**WORK TO BE COMPLETED**
Every line holding the word "value" should be copied from the material.

Start of DATA UNDER STUDY

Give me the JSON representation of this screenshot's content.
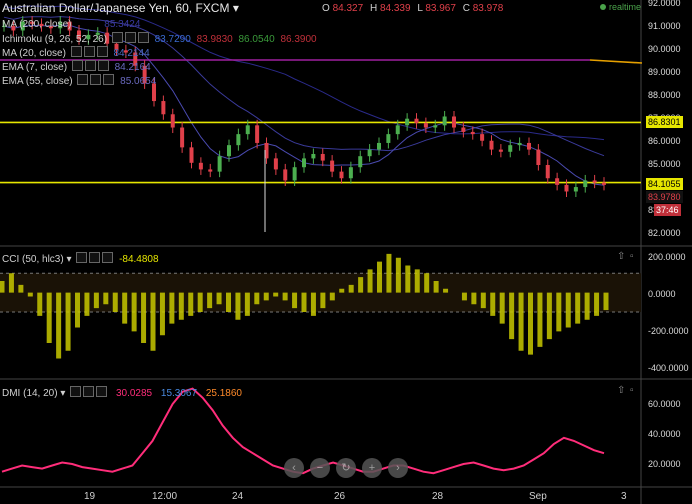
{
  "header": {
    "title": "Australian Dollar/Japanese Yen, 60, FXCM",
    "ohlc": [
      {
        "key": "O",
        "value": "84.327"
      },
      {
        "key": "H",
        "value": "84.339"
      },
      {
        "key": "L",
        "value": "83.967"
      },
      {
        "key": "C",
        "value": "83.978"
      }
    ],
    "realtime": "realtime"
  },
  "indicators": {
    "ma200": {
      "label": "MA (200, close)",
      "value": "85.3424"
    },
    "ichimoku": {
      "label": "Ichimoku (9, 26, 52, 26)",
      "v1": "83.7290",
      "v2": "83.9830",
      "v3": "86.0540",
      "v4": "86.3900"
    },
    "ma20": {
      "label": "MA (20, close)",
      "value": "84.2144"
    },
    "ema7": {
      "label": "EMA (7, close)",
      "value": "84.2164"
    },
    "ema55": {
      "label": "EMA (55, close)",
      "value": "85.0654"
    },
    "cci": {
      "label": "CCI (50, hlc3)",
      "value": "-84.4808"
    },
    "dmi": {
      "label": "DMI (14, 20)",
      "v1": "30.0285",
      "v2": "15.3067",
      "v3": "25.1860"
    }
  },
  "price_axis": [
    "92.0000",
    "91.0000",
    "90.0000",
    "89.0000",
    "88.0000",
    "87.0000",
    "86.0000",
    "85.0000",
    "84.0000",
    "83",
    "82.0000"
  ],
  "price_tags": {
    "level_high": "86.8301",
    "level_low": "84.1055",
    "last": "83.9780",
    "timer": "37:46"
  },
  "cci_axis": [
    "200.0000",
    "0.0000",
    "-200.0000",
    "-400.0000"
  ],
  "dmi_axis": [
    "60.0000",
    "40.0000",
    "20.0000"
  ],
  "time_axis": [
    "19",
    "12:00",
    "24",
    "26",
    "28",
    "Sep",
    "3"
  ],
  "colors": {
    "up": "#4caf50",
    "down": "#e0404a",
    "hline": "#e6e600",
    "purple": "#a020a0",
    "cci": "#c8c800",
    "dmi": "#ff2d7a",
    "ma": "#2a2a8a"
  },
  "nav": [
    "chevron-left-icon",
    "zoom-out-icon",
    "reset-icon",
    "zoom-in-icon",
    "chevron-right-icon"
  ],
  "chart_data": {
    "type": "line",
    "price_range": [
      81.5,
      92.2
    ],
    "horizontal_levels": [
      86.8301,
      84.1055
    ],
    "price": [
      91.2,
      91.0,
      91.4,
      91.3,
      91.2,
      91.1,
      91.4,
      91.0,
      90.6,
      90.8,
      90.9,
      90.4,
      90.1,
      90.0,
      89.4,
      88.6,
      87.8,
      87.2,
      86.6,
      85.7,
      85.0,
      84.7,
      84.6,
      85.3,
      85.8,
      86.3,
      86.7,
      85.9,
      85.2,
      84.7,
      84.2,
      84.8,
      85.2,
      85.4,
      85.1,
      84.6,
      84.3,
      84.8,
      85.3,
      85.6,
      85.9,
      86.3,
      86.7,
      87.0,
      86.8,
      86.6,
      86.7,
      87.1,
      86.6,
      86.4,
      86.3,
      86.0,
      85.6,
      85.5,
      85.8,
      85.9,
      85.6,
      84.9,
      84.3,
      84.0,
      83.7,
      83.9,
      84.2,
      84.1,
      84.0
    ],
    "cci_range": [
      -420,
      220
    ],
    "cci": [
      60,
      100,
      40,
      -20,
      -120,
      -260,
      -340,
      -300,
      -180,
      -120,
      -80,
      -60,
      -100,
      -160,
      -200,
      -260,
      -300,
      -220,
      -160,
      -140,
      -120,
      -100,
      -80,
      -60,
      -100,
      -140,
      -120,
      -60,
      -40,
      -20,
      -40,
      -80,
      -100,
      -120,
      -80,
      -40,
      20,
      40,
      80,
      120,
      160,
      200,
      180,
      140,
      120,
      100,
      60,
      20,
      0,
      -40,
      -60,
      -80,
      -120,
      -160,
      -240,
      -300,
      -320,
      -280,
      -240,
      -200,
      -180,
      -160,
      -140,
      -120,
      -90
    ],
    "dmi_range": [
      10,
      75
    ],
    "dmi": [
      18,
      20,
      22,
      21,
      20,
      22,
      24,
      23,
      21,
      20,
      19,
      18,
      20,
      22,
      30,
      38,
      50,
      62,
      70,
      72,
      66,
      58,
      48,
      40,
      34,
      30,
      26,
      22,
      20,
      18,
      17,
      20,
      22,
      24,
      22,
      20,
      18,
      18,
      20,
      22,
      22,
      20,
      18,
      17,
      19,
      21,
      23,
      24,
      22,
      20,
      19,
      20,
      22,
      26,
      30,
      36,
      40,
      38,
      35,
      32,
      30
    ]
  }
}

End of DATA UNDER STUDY
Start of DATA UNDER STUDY

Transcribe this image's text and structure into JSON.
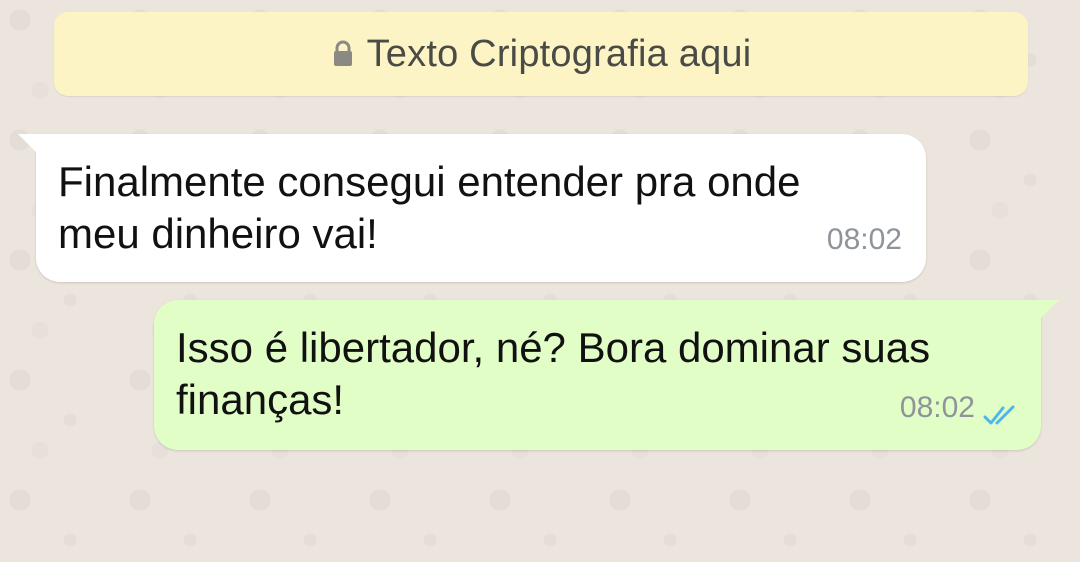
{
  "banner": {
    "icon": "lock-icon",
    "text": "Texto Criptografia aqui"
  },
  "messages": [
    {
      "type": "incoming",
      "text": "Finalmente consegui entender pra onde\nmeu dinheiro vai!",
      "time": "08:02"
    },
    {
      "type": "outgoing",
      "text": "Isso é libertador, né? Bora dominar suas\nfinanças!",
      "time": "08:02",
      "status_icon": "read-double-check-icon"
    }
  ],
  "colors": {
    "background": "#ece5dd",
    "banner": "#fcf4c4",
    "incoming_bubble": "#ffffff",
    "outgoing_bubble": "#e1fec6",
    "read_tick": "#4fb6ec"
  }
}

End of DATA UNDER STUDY

**SOLUTION TO THE EXERCISE**
        "value": "84.327"
        "value": "84.339"
        "value": "83.967"
        "value": "83.978"
      "value": "85.3424"
      "value": "84.2144"
      "value": "84.2164"
      "value": "85.0654"
      "value": "-84.4808"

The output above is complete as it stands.